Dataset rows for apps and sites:
--------------------------------

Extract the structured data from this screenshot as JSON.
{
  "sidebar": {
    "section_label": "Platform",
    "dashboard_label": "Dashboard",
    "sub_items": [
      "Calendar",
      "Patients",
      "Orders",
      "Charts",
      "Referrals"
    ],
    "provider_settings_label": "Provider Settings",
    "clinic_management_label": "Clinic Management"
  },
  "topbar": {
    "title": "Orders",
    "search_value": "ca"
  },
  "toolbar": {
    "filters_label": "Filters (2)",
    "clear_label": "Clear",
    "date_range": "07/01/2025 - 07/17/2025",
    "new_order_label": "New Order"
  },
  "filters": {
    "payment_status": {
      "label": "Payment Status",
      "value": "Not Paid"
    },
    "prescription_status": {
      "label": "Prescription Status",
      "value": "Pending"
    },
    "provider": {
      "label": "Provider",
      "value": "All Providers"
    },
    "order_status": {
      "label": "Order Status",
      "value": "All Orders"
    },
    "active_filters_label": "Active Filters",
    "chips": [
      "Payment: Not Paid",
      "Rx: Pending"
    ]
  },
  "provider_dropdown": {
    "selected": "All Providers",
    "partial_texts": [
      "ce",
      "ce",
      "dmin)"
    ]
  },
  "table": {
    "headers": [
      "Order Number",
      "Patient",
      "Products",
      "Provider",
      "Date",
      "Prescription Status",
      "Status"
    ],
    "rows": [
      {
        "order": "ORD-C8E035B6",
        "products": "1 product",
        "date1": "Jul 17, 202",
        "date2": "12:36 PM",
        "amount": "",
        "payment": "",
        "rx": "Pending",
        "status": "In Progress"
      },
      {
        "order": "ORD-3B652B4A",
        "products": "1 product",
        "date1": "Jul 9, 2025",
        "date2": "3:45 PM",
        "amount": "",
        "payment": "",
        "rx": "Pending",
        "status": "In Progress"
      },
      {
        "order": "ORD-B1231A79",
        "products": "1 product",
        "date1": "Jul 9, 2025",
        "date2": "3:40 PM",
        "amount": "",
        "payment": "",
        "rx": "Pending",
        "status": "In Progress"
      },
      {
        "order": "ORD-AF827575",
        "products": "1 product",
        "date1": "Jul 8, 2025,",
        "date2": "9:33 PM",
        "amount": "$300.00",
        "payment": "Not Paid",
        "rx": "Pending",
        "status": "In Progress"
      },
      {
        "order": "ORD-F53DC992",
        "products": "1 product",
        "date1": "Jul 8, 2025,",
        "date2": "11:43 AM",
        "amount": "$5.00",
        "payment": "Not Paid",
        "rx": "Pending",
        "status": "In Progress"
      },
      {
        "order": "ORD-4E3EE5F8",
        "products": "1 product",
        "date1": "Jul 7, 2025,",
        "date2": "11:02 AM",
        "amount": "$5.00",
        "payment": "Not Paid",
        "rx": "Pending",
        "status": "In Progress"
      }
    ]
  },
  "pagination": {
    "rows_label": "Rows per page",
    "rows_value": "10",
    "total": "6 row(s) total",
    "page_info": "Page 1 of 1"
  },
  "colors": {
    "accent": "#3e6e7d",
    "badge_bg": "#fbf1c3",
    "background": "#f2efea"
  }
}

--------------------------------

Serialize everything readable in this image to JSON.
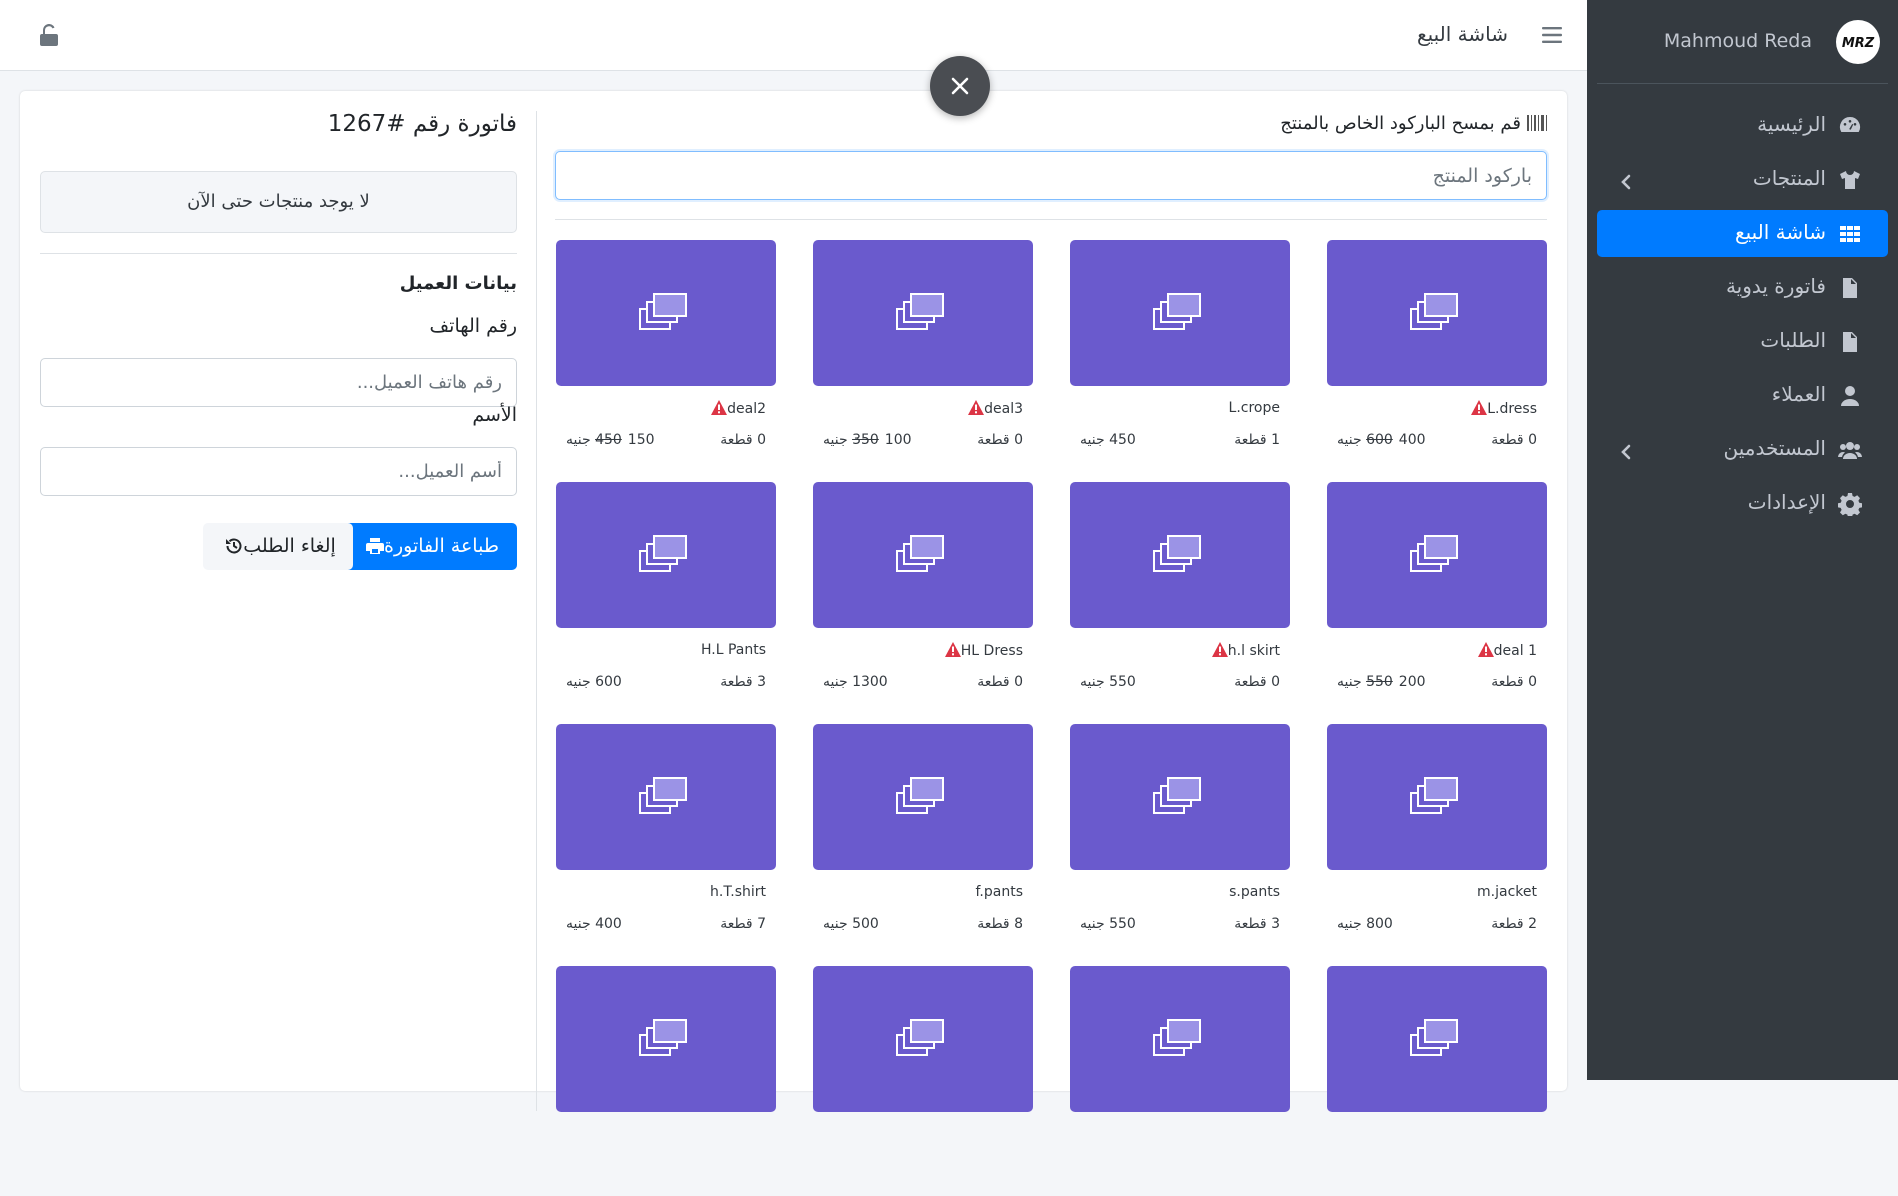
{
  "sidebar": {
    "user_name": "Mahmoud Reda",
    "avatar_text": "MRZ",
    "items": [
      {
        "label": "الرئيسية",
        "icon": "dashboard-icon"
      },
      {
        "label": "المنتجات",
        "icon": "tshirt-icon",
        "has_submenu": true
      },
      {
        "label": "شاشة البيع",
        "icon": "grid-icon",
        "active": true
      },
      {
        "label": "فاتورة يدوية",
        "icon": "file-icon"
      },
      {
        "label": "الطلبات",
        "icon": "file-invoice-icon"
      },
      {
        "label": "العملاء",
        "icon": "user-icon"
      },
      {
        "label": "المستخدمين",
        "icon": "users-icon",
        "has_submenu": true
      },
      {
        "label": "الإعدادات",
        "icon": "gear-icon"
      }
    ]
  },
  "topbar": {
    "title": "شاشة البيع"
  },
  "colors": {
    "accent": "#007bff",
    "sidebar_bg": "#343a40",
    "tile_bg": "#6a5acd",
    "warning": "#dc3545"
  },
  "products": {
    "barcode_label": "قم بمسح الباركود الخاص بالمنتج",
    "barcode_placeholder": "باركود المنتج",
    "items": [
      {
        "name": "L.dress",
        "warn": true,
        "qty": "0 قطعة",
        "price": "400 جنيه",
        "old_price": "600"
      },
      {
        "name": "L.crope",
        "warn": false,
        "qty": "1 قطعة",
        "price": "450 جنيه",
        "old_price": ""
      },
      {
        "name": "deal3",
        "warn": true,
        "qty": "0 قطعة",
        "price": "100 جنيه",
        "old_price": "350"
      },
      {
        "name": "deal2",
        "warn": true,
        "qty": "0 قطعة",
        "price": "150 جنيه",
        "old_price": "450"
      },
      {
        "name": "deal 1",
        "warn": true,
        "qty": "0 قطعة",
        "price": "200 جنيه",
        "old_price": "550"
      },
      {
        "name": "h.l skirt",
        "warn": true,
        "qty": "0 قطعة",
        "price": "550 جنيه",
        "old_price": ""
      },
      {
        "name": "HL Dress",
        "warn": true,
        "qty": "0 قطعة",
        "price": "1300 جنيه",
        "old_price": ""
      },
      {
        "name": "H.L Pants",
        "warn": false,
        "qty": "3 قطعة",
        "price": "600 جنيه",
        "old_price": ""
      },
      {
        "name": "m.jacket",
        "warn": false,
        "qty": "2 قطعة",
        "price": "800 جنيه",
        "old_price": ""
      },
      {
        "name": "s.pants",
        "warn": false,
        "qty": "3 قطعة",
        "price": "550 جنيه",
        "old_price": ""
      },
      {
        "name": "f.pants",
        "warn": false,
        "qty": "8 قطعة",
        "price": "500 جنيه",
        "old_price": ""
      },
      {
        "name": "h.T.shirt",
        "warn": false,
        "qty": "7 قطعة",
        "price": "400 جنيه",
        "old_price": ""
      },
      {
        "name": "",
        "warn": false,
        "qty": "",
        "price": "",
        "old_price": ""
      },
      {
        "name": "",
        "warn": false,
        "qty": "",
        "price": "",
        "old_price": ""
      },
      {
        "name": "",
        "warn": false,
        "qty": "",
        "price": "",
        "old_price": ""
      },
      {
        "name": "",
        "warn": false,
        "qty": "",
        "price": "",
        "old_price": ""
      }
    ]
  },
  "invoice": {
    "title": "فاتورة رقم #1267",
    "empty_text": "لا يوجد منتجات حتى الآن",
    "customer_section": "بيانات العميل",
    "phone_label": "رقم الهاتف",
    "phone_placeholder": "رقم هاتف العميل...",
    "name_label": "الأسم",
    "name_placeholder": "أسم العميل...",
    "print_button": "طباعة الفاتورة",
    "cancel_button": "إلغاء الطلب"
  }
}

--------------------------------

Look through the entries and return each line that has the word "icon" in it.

        "icon": "dashboard-icon"
        "icon": "tshirt-icon",
        "icon": "grid-icon",
        "icon": "file-icon"
        "icon": "file-invoice-icon"
        "icon": "user-icon"
        "icon": "users-icon",
        "icon": "gear-icon"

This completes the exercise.